Fitness trackers like Fitbit pose a major privacy and security risk to users, warns a new report from the Centre for Digital Democracy.
Fitness trackers and smart watches, which are sold by companies including Fitbit, Apple, Jawbone, Misfit and Samsung, collect a wide range of personal, physical and health data about users. Companies could sell this information to advertisers, or even to your employer or health insurance provider. Users could suffer consequences ranging from targeted advertising to raised insurance premiums to job discrimination or even identity theft.
On top of which, there’s no evidence that the devices actually improve people’s health.
Treasure trove of data
The wearable devices monitor everything from physical activity to heart rate, sleep, stress levels and calorie consumption. As devices get more advanced, the information they collect becomes more and more valuable to malicious actors.
“Biosensors will routinely be able to capture not only an individual’s heart rate, body temperature, and movement, but also brain activity, moods, and emotions,” the report warns. “These data can, in turn, be combined with personal information from other sources—including health-care providers and drug companies—raising such potential harms as discriminatory profiling, manipulative marketing, and security breaches.”
The companies admit to collecting and analyzing user data — it’s part of the “service” provided — and to sharing it with third-party apps that users sign up for. Those third parties, in turn, may also pass along your data.
The first and most likely place for your data to end up is in the hands of advertisers. Targeted advertising using personal data has become big business in the age of the Internet. But there is also nothing to stop companies from selling your data to your health insurance company, which could use it to calculate increased premiums.
In fact, the list of companies and groups in the market for your private information is nearly endless.
The information collected by these devices “could enable profiling and discrimination—based on ethnicity, age, gender, medical condition, and other information—across a spectrum of fields, such as employment, education, insurance, finance, criminal justice, and social services, affecting not only individuals but also groups and society at large,” the report warns.

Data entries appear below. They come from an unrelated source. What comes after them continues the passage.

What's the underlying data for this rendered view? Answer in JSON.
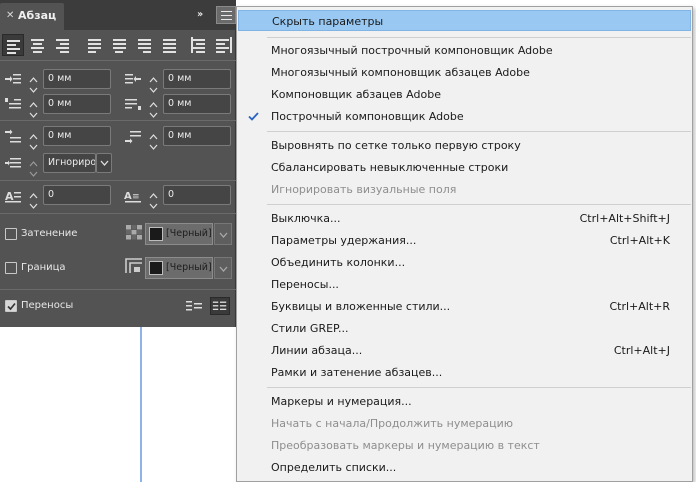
{
  "panel": {
    "title": "Абзац",
    "fields": {
      "left_indent": "0 мм",
      "right_indent": "0 мм",
      "first_line_indent": "0 мм",
      "last_line_indent": "0 мм",
      "space_before": "0 мм",
      "space_after": "0 мм",
      "align_to_grid": "Игнориро",
      "drop_cap_lines": "0",
      "drop_cap_chars": "0"
    },
    "shading": {
      "label": "Затенение",
      "color_label": "[Черный]",
      "checked": false
    },
    "border": {
      "label": "Граница",
      "color_label": "[Черный]",
      "checked": false
    },
    "hyphenation": {
      "label": "Переносы",
      "checked": true
    }
  },
  "menu": {
    "items": [
      {
        "label": "Скрыть параметры",
        "shortcut": "",
        "highlighted": true
      },
      {
        "label": "Многоязычный построчный компоновщик Adobe",
        "shortcut": ""
      },
      {
        "label": "Многоязычный компоновщик абзацев Adobe",
        "shortcut": ""
      },
      {
        "label": "Компоновщик абзацев Adobe",
        "shortcut": ""
      },
      {
        "label": "Построчный компоновщик Adobe",
        "shortcut": "",
        "checked": true
      },
      {
        "label": "Выровнять по сетке только первую строку",
        "shortcut": ""
      },
      {
        "label": "Сбалансировать невыключенные строки",
        "shortcut": ""
      },
      {
        "label": "Игнорировать визуальные поля",
        "shortcut": "",
        "disabled": true
      },
      {
        "label": "Выключка...",
        "shortcut": "Ctrl+Alt+Shift+J"
      },
      {
        "label": "Параметры удержания...",
        "shortcut": "Ctrl+Alt+K"
      },
      {
        "label": "Объединить колонки...",
        "shortcut": ""
      },
      {
        "label": "Переносы...",
        "shortcut": ""
      },
      {
        "label": "Буквицы и вложенные стили...",
        "shortcut": "Ctrl+Alt+R"
      },
      {
        "label": "Стили GREP...",
        "shortcut": ""
      },
      {
        "label": "Линии абзаца...",
        "shortcut": "Ctrl+Alt+J"
      },
      {
        "label": "Рамки и затенение абзацев...",
        "shortcut": ""
      },
      {
        "label": "Маркеры и нумерация...",
        "shortcut": ""
      },
      {
        "label": "Начать с начала/Продолжить нумерацию",
        "shortcut": "",
        "disabled": true
      },
      {
        "label": "Преобразовать маркеры и нумерацию в текст",
        "shortcut": "",
        "disabled": true
      },
      {
        "label": "Определить списки...",
        "shortcut": ""
      }
    ]
  },
  "colors": {
    "panel_bg": "#535353",
    "panel_header": "#3c3c3c",
    "menu_bg": "#f1f1f1",
    "menu_highlight": "#99c9f3",
    "guide": "#8db4e8"
  },
  "icons": {
    "tab_close": "close-icon",
    "collapse": "double-chevron-right-icon",
    "panel_menu": "hamburger-menu-icon",
    "check": "checkmark-icon"
  }
}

Even if a company promises never to share your data, the information could still be compromised by a cyber attack. Databases containing large amounts of diverse information, such as health care records, are now one of the favorite targets of malicious hackers.
“The opportunities for data breaches will increase, with hackers accessing medical and health information at insurance companies, retail chains, and other businesses,” the report says.
Do they even help?
Furthermore, studies now suggest that fitness trackers don’t actually lead to much improvement in exercise behaviors.
One study, published in the journal Lancet Diabetes and Endocrinology, found that people who used a Fitbit Zip for a year did show sustained increases in activity level, but only by an average of 16 minutes a week. This was “probably not enough to generate noticeable improvements in any health outcomes,” the researchers wrote.
It takes very little exercise — about 30 minutes of aerobic exercise three to five times a week — to dramatically improve your health profile. That is, 90 to 150 minutes a week. An extra 16 minutes isn’t enough to make much difference.
The researchers found no evidence that Fitbit wearers were any more likely to lose weight or improve cardiorespiratory fitness or blood pressure.
Another recent study, published in the Journal of the American Medical Association, found that people using wearable devices lose less weight than those using standard weight loss techniques.